**Directions for this task**:
Scan the listing beneath this sentence. Report each line with the word "Active".

**Provided records**:
──────

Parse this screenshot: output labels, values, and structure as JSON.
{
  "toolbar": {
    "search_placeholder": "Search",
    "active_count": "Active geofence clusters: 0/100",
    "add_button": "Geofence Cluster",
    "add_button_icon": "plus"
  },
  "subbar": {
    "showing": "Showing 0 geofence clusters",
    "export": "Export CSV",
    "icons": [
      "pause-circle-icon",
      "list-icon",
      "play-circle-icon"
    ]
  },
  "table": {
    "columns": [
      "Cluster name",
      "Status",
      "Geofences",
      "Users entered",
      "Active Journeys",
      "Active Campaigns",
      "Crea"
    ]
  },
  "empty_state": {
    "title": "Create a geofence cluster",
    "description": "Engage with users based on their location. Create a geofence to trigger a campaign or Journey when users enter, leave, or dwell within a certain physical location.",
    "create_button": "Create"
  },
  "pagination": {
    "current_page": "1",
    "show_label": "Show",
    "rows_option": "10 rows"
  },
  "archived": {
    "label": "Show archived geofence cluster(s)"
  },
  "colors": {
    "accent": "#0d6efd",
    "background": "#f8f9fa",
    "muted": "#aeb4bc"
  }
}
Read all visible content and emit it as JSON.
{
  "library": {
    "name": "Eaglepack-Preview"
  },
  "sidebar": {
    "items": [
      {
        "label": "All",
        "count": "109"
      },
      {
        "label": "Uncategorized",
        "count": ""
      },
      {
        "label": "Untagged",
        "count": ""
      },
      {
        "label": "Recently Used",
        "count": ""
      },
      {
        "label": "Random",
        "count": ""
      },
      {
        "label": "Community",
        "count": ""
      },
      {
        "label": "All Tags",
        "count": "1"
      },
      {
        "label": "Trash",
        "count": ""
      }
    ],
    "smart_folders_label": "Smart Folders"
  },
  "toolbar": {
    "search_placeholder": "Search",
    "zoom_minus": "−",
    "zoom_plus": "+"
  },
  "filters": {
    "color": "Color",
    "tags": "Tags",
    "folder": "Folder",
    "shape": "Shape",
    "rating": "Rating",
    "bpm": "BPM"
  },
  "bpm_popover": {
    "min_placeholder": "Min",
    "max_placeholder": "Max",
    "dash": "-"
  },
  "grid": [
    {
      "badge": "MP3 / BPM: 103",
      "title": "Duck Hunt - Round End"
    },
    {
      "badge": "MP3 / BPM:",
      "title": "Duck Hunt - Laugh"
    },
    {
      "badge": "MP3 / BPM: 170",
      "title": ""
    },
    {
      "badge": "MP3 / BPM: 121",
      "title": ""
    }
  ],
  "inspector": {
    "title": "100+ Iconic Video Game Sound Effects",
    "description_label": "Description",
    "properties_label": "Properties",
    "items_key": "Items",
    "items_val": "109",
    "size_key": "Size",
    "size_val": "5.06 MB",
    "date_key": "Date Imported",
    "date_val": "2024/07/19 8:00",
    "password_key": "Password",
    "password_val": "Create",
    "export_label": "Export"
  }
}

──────

**Response area**:
    "active_count": "Active geofence clusters: 0/100",
      "Active Journeys",
      "Active Campaigns",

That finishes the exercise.